COLUMBIA, SC — A Dreher High School English honors teacher has been charged with sexual battery, after she allegedly had sex with a student in his home.
Kinsley Wentzky, 34, of Forest Acres, was arrested Friday on a charge of sexual battery with a student 16 or 17 years of age with no aggravated force or coercion, the Columbia Police Department reported in a news release. She was released on a $5,000 personal recognizance bond. She faces a maximum of five years in prison.
The sexual battery charge specifically addresses relationships between students and teachers, but it does not mean physical violence was involved.

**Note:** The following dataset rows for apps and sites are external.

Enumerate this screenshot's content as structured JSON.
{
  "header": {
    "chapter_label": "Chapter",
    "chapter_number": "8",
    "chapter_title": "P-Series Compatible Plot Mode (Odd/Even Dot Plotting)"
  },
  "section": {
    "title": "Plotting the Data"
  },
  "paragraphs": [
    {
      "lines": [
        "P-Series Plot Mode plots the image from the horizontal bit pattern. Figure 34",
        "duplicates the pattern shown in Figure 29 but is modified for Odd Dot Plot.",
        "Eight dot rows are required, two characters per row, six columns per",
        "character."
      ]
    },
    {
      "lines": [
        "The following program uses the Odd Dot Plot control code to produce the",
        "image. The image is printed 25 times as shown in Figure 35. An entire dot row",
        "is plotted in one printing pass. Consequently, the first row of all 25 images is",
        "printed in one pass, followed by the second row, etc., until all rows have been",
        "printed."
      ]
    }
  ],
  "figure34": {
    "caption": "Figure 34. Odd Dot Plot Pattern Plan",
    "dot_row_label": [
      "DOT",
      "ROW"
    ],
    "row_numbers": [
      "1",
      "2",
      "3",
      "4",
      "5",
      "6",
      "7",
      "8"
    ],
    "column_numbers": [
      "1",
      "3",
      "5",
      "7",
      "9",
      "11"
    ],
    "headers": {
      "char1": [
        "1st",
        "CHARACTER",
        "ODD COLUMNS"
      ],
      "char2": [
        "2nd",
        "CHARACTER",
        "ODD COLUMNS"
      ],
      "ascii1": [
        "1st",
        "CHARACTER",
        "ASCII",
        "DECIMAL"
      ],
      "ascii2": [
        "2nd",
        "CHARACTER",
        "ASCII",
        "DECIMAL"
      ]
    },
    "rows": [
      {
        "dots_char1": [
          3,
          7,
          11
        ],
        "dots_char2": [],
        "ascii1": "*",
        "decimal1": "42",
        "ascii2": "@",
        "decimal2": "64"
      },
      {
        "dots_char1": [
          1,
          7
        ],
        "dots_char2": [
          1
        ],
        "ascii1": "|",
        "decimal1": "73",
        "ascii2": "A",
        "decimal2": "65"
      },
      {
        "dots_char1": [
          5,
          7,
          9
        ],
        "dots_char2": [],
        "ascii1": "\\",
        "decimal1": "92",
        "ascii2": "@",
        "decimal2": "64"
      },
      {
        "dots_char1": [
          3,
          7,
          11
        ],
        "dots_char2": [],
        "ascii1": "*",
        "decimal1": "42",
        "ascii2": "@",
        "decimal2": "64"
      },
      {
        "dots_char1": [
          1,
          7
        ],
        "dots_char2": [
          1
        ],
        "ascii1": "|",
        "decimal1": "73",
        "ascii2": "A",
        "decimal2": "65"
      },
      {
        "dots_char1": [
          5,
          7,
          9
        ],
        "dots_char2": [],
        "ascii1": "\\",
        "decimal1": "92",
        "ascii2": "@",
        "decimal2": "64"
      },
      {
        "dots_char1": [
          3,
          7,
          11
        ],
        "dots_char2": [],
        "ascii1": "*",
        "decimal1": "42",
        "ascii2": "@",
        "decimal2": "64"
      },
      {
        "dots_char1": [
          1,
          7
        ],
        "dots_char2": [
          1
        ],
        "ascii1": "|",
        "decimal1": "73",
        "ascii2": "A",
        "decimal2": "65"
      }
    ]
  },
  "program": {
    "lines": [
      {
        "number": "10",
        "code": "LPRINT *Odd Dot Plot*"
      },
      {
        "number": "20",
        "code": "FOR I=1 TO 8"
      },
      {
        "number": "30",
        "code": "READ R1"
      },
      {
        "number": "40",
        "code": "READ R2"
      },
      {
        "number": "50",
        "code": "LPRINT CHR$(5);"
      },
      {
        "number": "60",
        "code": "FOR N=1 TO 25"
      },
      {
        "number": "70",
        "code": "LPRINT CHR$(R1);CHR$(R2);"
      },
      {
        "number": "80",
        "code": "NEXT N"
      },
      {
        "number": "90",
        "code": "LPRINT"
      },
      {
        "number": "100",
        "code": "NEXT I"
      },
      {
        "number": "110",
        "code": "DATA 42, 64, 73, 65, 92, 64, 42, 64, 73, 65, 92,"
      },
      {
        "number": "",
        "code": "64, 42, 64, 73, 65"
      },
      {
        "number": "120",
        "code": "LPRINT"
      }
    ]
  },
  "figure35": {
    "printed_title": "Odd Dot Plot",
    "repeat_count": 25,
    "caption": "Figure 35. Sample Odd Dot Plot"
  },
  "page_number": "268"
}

Wentzky has admitted to having sex with the student in a statement to Forest Acres Police, according to the Columbia arrest warrant. The student also has given a sworn statement detailing the intimate interaction, the warrant said.
Wentzky also is under investigation by the Forest Acres department, said Lt. Bryant Hinson, a department spokesman, declining to offer details of the investigation.
Interim Columbia police chief Ruben Santiago said Wentzky allegedly had sex with the student in his Sherwood Forest neighborhood home in Columbia on multiple occasions. The alleged relationship lasted for several months, but police are still investigating exactly how long it had been going on, Santiago said.
Richland 1 learned of the alleged relationship Dec. 27, when the students parents called Dreher High School principal Jeanne Stiglbauer, district spokeswoman Karen York said. The principal called the Richland 1 superintendent, who called law enforcement.
Columbia police got involved when Forest Acres called about the findings in their investigation, Santiago said. Columbia police are continuing to investigate the allegations, he said.
Wentzky was placed on administrative leave with pay Wednesday, York said. That same day, the school district notified the S.C. Department of Education of the allegations. She will remain on leave pending an investigation by the district, York said.
Wentzky teaches honors English at Dreher, where she has been on the faculty for seven years, according to a page on the schools web site, which was removed shortly after the charges became public. She has been an educator for 10 years. She is married to Charlie Wentzky, the A.C. Flora High School athletic director, and they have two young children, the schools web site page said.
Wentzky graduated magna cum laude with a bachelors in English in 2000 from Clemson University, said John Gouch, a university spokesman. At Clemson, Wentzky was in Alpha Delta Pi sorority and danced with the Rally Cats, a team that performs at football and basketball games, according to her MySpace page.
Wentzky also received a masters degree in speech language pathology from USC, according to Drehers web site. She graduated from Westside High School in Anderson.
Word of the relationship and the pending arrest began circulating Thursday among the Dreher school community. Students started posting comments on social media web sites, with several celebrating the victims relationship with the teacher.
But sexual abuse experts warn that the relationship is not something to be celebrated or praised.
A sexual relationship between a teacher and a student no matter their genders is abuse, said Pamela Jacobs, executive director of the S.C. Coalition Against Domestic Violence and Sexual Assault.
Children are inexperienced and easily can be manipulated by people in authority, Jacobs said.
As a teacher, you are in a position of authority, Jacobs said. Theres no way it was an equal relationship.
South Carolina law specifically addresses relationships between teachers and students.
In South Carolina, the age of consent is 16. But the sexual battery with a student charge covers sexual relationships with students who are 16 and 17. Battery is a legal term that essentially deals with a persons right to have their bodies left alone by others.
Those who cheer on a young man having sex with a teacher are misguided, Jacobs said. Sexual abuse from a trusted person can be every bit as traumatic as an attack committed by a stranger, Jacobs said.
No one knows what the ramifications will be for the Dreher student but those types of relationships often are damaging, Jacobs said.
They have to figure out what it means to be treated with respect by a person with authority, she said.
Reach Phillips at (803) 771-8307.